Instructions for the task: Tally the lines in the material below that hold the string "Fileinfectors" and report the tally alone.

Source data:
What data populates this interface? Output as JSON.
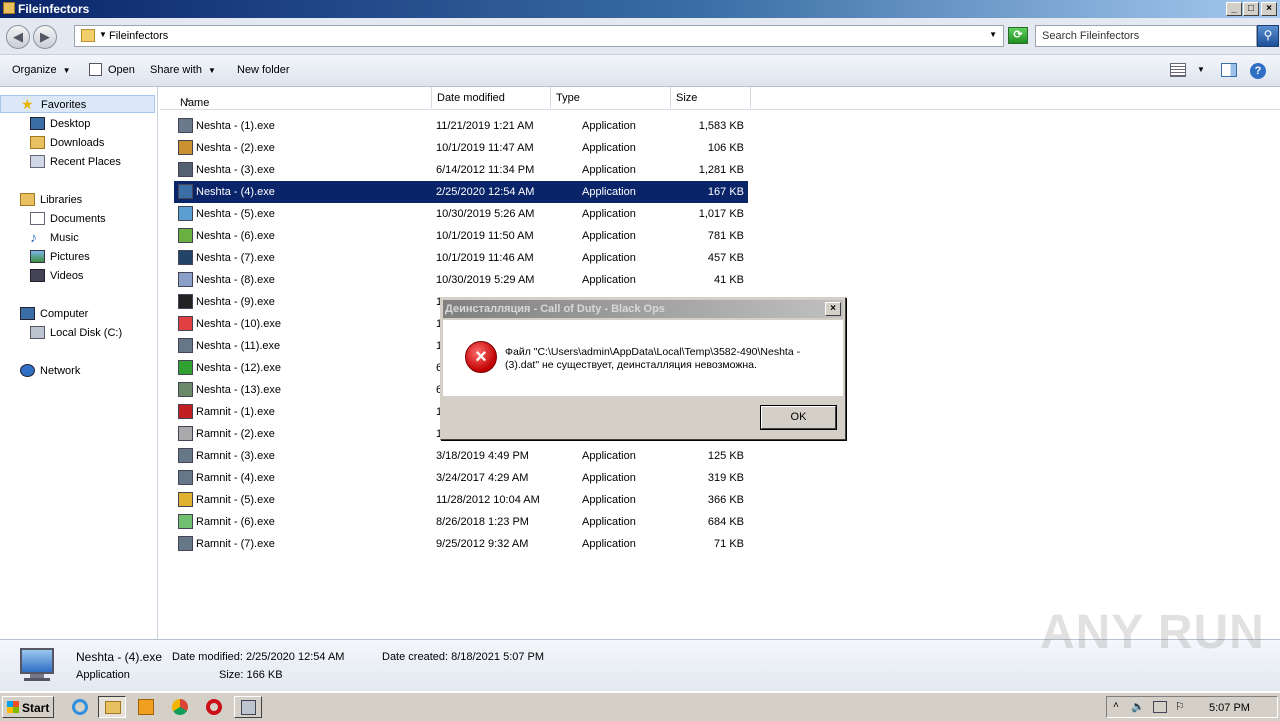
{
  "window": {
    "title": "Fileinfectors"
  },
  "address": {
    "path": "Fileinfectors",
    "search_placeholder": "Search Fileinfectors"
  },
  "toolbar": {
    "organize": "Organize",
    "open": "Open",
    "share_with": "Share with",
    "new_folder": "New folder"
  },
  "sidebar": {
    "favorites": "Favorites",
    "fav_items": [
      "Desktop",
      "Downloads",
      "Recent Places"
    ],
    "libraries": "Libraries",
    "lib_items": [
      "Documents",
      "Music",
      "Pictures",
      "Videos"
    ],
    "computer": "Computer",
    "drive": "Local Disk (C:)",
    "network": "Network"
  },
  "columns": {
    "name": "Name",
    "date": "Date modified",
    "type": "Type",
    "size": "Size"
  },
  "files": [
    {
      "name": "Neshta - (1).exe",
      "date": "11/21/2019 1:21 AM",
      "type": "Application",
      "size": "1,583 KB"
    },
    {
      "name": "Neshta - (2).exe",
      "date": "10/1/2019 11:47 AM",
      "type": "Application",
      "size": "106 KB"
    },
    {
      "name": "Neshta - (3).exe",
      "date": "6/14/2012 11:34 PM",
      "type": "Application",
      "size": "1,281 KB"
    },
    {
      "name": "Neshta - (4).exe",
      "date": "2/25/2020 12:54 AM",
      "type": "Application",
      "size": "167 KB",
      "selected": true
    },
    {
      "name": "Neshta - (5).exe",
      "date": "10/30/2019 5:26 AM",
      "type": "Application",
      "size": "1,017 KB"
    },
    {
      "name": "Neshta - (6).exe",
      "date": "10/1/2019 11:50 AM",
      "type": "Application",
      "size": "781 KB"
    },
    {
      "name": "Neshta - (7).exe",
      "date": "10/1/2019 11:46 AM",
      "type": "Application",
      "size": "457 KB"
    },
    {
      "name": "Neshta - (8).exe",
      "date": "10/30/2019 5:29 AM",
      "type": "Application",
      "size": "41 KB"
    },
    {
      "name": "Neshta - (9).exe",
      "date": "1",
      "type": "",
      "size": ""
    },
    {
      "name": "Neshta - (10).exe",
      "date": "1",
      "type": "",
      "size": ""
    },
    {
      "name": "Neshta - (11).exe",
      "date": "1",
      "type": "",
      "size": ""
    },
    {
      "name": "Neshta - (12).exe",
      "date": "6",
      "type": "",
      "size": ""
    },
    {
      "name": "Neshta - (13).exe",
      "date": "6",
      "type": "",
      "size": ""
    },
    {
      "name": "Ramnit - (1).exe",
      "date": "1",
      "type": "",
      "size": ""
    },
    {
      "name": "Ramnit - (2).exe",
      "date": "1",
      "type": "",
      "size": ""
    },
    {
      "name": "Ramnit - (3).exe",
      "date": "3/18/2019 4:49 PM",
      "type": "Application",
      "size": "125 KB"
    },
    {
      "name": "Ramnit - (4).exe",
      "date": "3/24/2017 4:29 AM",
      "type": "Application",
      "size": "319 KB"
    },
    {
      "name": "Ramnit - (5).exe",
      "date": "11/28/2012 10:04 AM",
      "type": "Application",
      "size": "366 KB"
    },
    {
      "name": "Ramnit - (6).exe",
      "date": "8/26/2018 1:23 PM",
      "type": "Application",
      "size": "684 KB"
    },
    {
      "name": "Ramnit - (7).exe",
      "date": "9/25/2012 9:32 AM",
      "type": "Application",
      "size": "71 KB"
    }
  ],
  "details": {
    "name": "Neshta - (4).exe",
    "type": "Application",
    "modified": "Date modified: 2/25/2020 12:54 AM",
    "size": "Size: 166 KB",
    "created": "Date created: 8/18/2021 5:07 PM"
  },
  "dialog": {
    "title": "Деинсталляция - Call of Duty - Black Ops",
    "message": "Файл \"C:\\Users\\admin\\AppData\\Local\\Temp\\3582-490\\Neshta - (3).dat\" не существует, деинсталляция невозможна.",
    "ok": "OK"
  },
  "taskbar": {
    "start": "Start",
    "clock": "5:07 PM"
  },
  "watermark": "ANY RUN"
}
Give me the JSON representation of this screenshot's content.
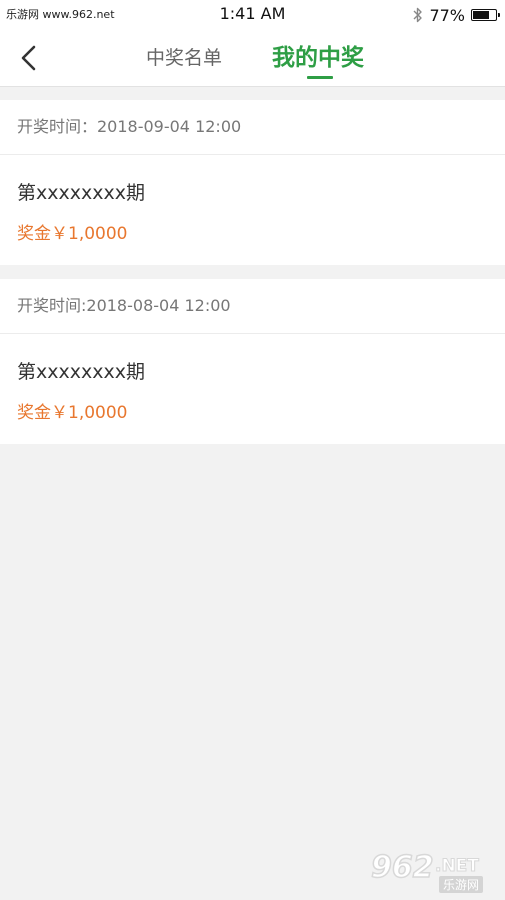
{
  "status_bar": {
    "carrier": "乐游网 www.962.net",
    "time": "1:41 AM",
    "battery_percent_text": "77%",
    "battery_level": 0.77,
    "bluetooth_icon": "bluetooth-icon"
  },
  "nav": {
    "back_icon": "chevron-left-icon",
    "tabs": [
      {
        "label": "中奖名单",
        "active": false
      },
      {
        "label": "我的中奖",
        "active": true
      }
    ],
    "active_color": "#2e9e45"
  },
  "records": [
    {
      "draw_time": "开奖时间：2018-09-04 12:00",
      "period": "第xxxxxxxx期",
      "prize": "奖金￥1,0000"
    },
    {
      "draw_time": "开奖时间:2018-08-04 12:00",
      "period": "第xxxxxxxx期",
      "prize": "奖金￥1,0000"
    }
  ],
  "colors": {
    "prize": "#e8772f",
    "background": "#f2f2f2"
  },
  "watermark": {
    "number": "962",
    "suffix": ".NET",
    "text": "乐游网"
  }
}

Response area: 3